■ PROBLEM REQUIREMENTS:
For the records below, give the number of lines where the string "marketing" occurs. Include nothing else.

■ EXTRACTED ENTRIES:
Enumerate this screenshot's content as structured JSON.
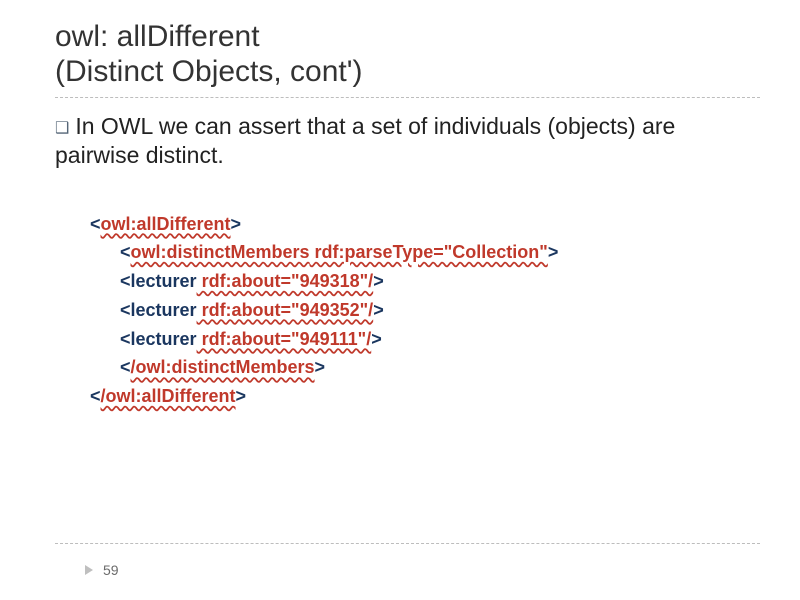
{
  "title_line1": "owl: allDifferent",
  "title_line2": "(Distinct Objects, cont')",
  "bullet_text": "In OWL we can assert that a set of individuals (objects) are pairwise distinct.",
  "code": {
    "open_alldiff_lt": "<",
    "open_alldiff_tag": "owl:allDifferent",
    "open_alldiff_gt": ">",
    "open_members_lt": "<",
    "open_members_tag": "owl:distinctMembers",
    "open_members_attr": " rdf:parseType=\"Collection\"",
    "open_members_gt": ">",
    "lect1_lt": "<",
    "lect1_tag": "lecturer",
    "lect1_attr": " rdf:about=\"949318\"/",
    "lect1_gt": ">",
    "lect2_lt": "<",
    "lect2_tag": "lecturer",
    "lect2_attr": " rdf:about=\"949352\"/",
    "lect2_gt": ">",
    "lect3_lt": "<",
    "lect3_tag": "lecturer",
    "lect3_attr": " rdf:about=\"949111\"/",
    "lect3_gt": ">",
    "close_members_lt": "<",
    "close_members_tag": "/owl:distinctMembers",
    "close_members_gt": ">",
    "close_alldiff_lt": "<",
    "close_alldiff_tag": "/owl:allDifferent",
    "close_alldiff_gt": ">"
  },
  "page_number": "59"
}
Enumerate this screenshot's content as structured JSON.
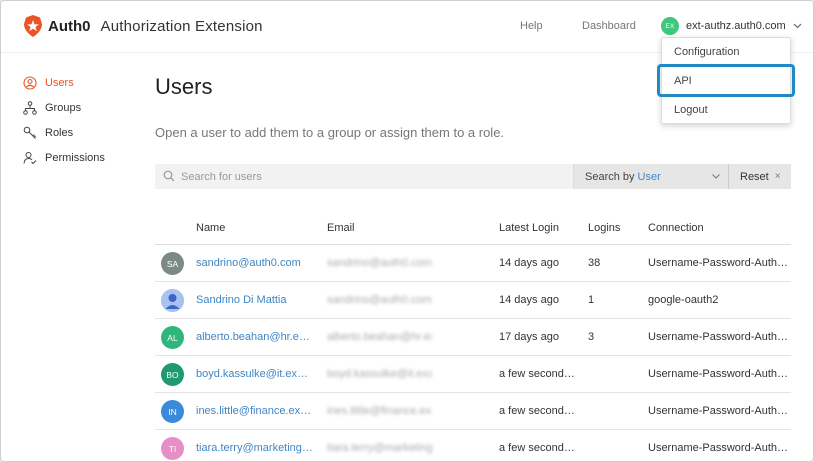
{
  "header": {
    "brand_name": "Auth0",
    "app_title": "Authorization Extension",
    "nav": {
      "help": "Help",
      "dashboard": "Dashboard"
    },
    "user": {
      "initials": "EX",
      "name": "ext-authz.auth0.com"
    }
  },
  "dropdown": {
    "items": [
      {
        "label": "Configuration"
      },
      {
        "label": "API"
      },
      {
        "label": "Logout"
      }
    ]
  },
  "sidebar": {
    "items": [
      {
        "label": "Users",
        "icon": "user-icon",
        "active": true
      },
      {
        "label": "Groups",
        "icon": "groups-icon",
        "active": false
      },
      {
        "label": "Roles",
        "icon": "roles-icon",
        "active": false
      },
      {
        "label": "Permissions",
        "icon": "permissions-icon",
        "active": false
      }
    ]
  },
  "main": {
    "title": "Users",
    "description": "Open a user to add them to a group or assign them to a role.",
    "search": {
      "placeholder": "Search for users",
      "search_by_prefix": "Search by",
      "search_by_value": "User",
      "reset_label": "Reset",
      "reset_icon": "×"
    },
    "table": {
      "headers": {
        "name": "Name",
        "email": "Email",
        "latest_login": "Latest Login",
        "logins": "Logins",
        "connection": "Connection"
      },
      "rows": [
        {
          "avatar": "SA",
          "avatar_color": "#7b8a86",
          "name": "sandrino@auth0.com",
          "email": "sandrino@auth0.com",
          "latest_login": "14 days ago",
          "logins": "38",
          "connection": "Username-Password-Authentication"
        },
        {
          "avatar": "",
          "avatar_color": "#9ab7e8",
          "name": "Sandrino Di Mattia",
          "email": "sandrino@auth0.com",
          "latest_login": "14 days ago",
          "logins": "1",
          "connection": "google-oauth2"
        },
        {
          "avatar": "AL",
          "avatar_color": "#2fb67c",
          "name": "alberto.beahan@hr.example.com",
          "email": "alberto.beahan@hr.example.com",
          "latest_login": "17 days ago",
          "logins": "3",
          "connection": "Username-Password-Authentication"
        },
        {
          "avatar": "BO",
          "avatar_color": "#1f9a6e",
          "name": "boyd.kassulke@it.example.com",
          "email": "boyd.kassulke@it.example.com",
          "latest_login": "a few seconds ago",
          "logins": "",
          "connection": "Username-Password-Authentication"
        },
        {
          "avatar": "IN",
          "avatar_color": "#3b8ad9",
          "name": "ines.little@finance.example.com",
          "email": "ines.little@finance.example.com",
          "latest_login": "a few seconds ago",
          "logins": "",
          "connection": "Username-Password-Authentication"
        },
        {
          "avatar": "TI",
          "avatar_color": "#e58fc6",
          "name": "tiara.terry@marketing.example.com",
          "email": "tiara.terry@marketing.example.com",
          "latest_login": "a few seconds ago",
          "logins": "",
          "connection": "Username-Password-Authentication"
        }
      ]
    }
  },
  "colors": {
    "accent": "#eb5424",
    "link": "#3f86c6",
    "highlight": "#1f8ac6"
  }
}
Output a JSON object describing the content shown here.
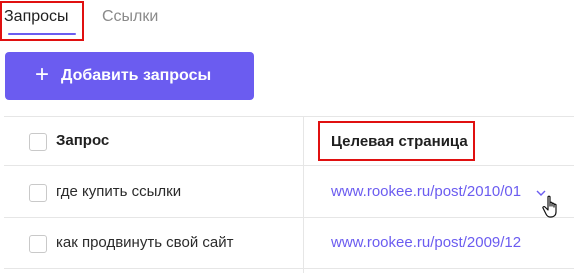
{
  "tabs": {
    "active": "Запросы",
    "inactive": "Ссылки"
  },
  "toolbar": {
    "add_icon": "+",
    "add_label": "Добавить запросы"
  },
  "table": {
    "columns": [
      "Запрос",
      "Целевая страница"
    ],
    "rows": [
      {
        "query": "где купить ссылки",
        "url": "www.rookee.ru/post/2010/01"
      },
      {
        "query": "как продвинуть свой сайт",
        "url": "www.rookee.ru/post/2009/12"
      }
    ]
  },
  "colors": {
    "accent": "#6b5cf0",
    "highlight": "#e01010"
  },
  "icons": [
    "plus-icon",
    "chevron-down-icon",
    "hand-pointer-cursor-icon"
  ]
}
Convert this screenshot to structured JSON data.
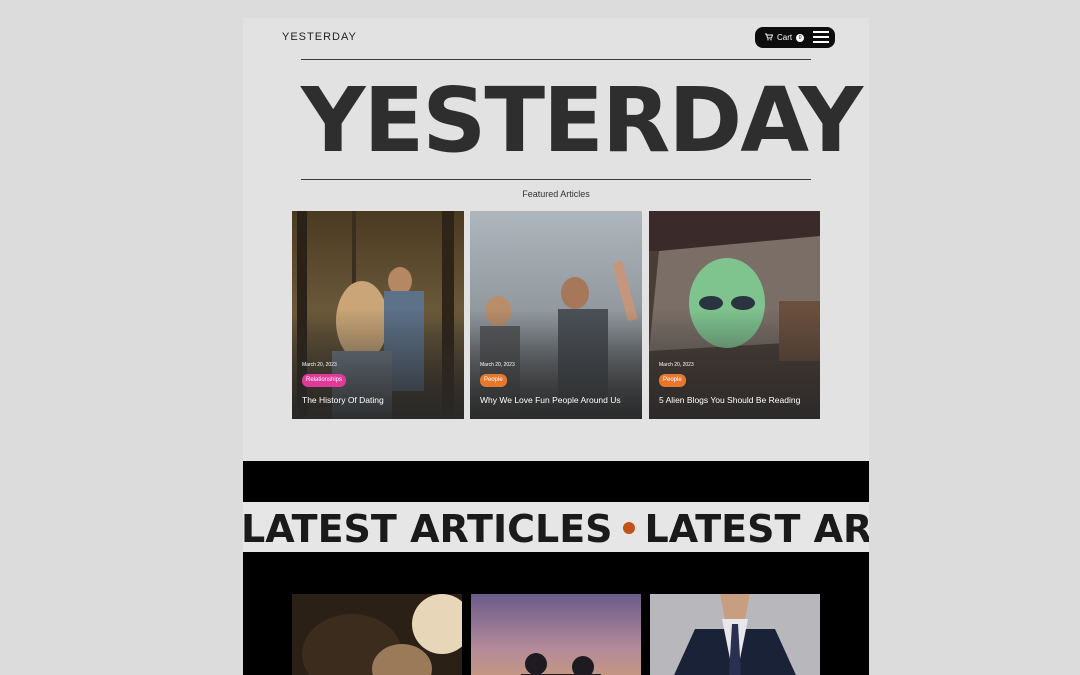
{
  "header": {
    "logo": "YESTERDAY",
    "cart_label": "Cart",
    "cart_count": "0",
    "cart_icon": "cart-icon",
    "menu_icon": "hamburger-icon"
  },
  "hero": {
    "title": "YESTERDAY"
  },
  "featured": {
    "label": "Featured Articles",
    "cards": [
      {
        "date": "March 20, 2023",
        "tag": "Relationships",
        "tag_color": "#e0399a",
        "title": "The History Of Dating"
      },
      {
        "date": "March 20, 2023",
        "tag": "People",
        "tag_color": "#e8772e",
        "title": "Why We Love Fun People Around Us"
      },
      {
        "date": "March 20, 2023",
        "tag": "People",
        "tag_color": "#e8772e",
        "title": "5 Alien Blogs You Should Be Reading"
      }
    ]
  },
  "latest": {
    "marquee_1": "LATEST ARTICLES",
    "marquee_2": "LATEST ARTICLES",
    "dot_color": "#c0521a"
  },
  "colors": {
    "page_bg": "#dcdcdc",
    "content_bg": "#e2e2e2",
    "band": "#000000"
  }
}
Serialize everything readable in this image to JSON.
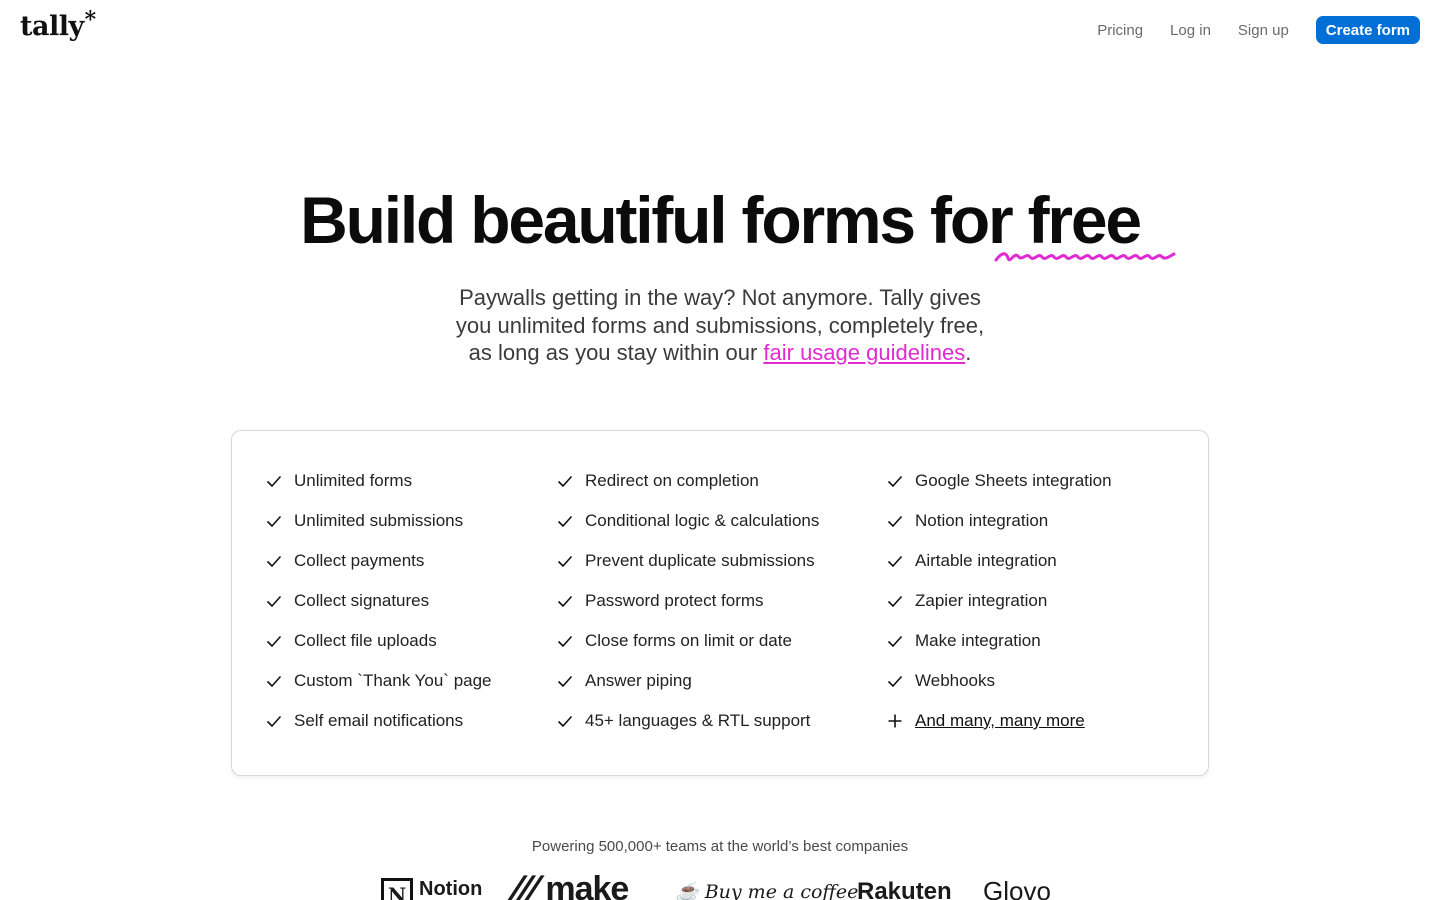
{
  "nav": {
    "logo": "tally",
    "logo_star": "*",
    "links": [
      "Pricing",
      "Log in",
      "Sign up"
    ],
    "cta": "Create form"
  },
  "hero": {
    "title": "Build beautiful forms for free",
    "subtitle_line1": "Paywalls getting in the way? Not anymore. Tally gives",
    "subtitle_line2": "you unlimited forms and submissions, completely free,",
    "subtitle_line3_prefix": "as long as you stay within our ",
    "subtitle_link": "fair usage guidelines",
    "subtitle_line3_suffix": ".",
    "accent_color": "#e02ad4"
  },
  "features": {
    "col1": [
      "Unlimited forms",
      "Unlimited submissions",
      "Collect payments",
      "Collect signatures",
      "Collect file uploads",
      "Custom `Thank You` page",
      "Self email notifications"
    ],
    "col2": [
      "Redirect on completion",
      "Conditional logic & calculations",
      "Prevent duplicate submissions",
      "Password protect forms",
      "Close forms on limit or date",
      "Answer piping",
      "45+ languages & RTL support"
    ],
    "col3": [
      "Google Sheets integration",
      "Notion integration",
      "Airtable integration",
      "Zapier integration",
      "Make integration",
      "Webhooks"
    ],
    "more": "And many, many more"
  },
  "social_proof": {
    "text": "Powering 500,000+ teams at the world’s best companies",
    "logos": [
      "Notion",
      "make",
      "Buy me a coffee",
      "Rakuten",
      "Glovo"
    ]
  },
  "colors": {
    "cta_bg": "#0070d7",
    "text": "#0b0b0b"
  }
}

■ ANSWER TO THIS PROBLEM:
2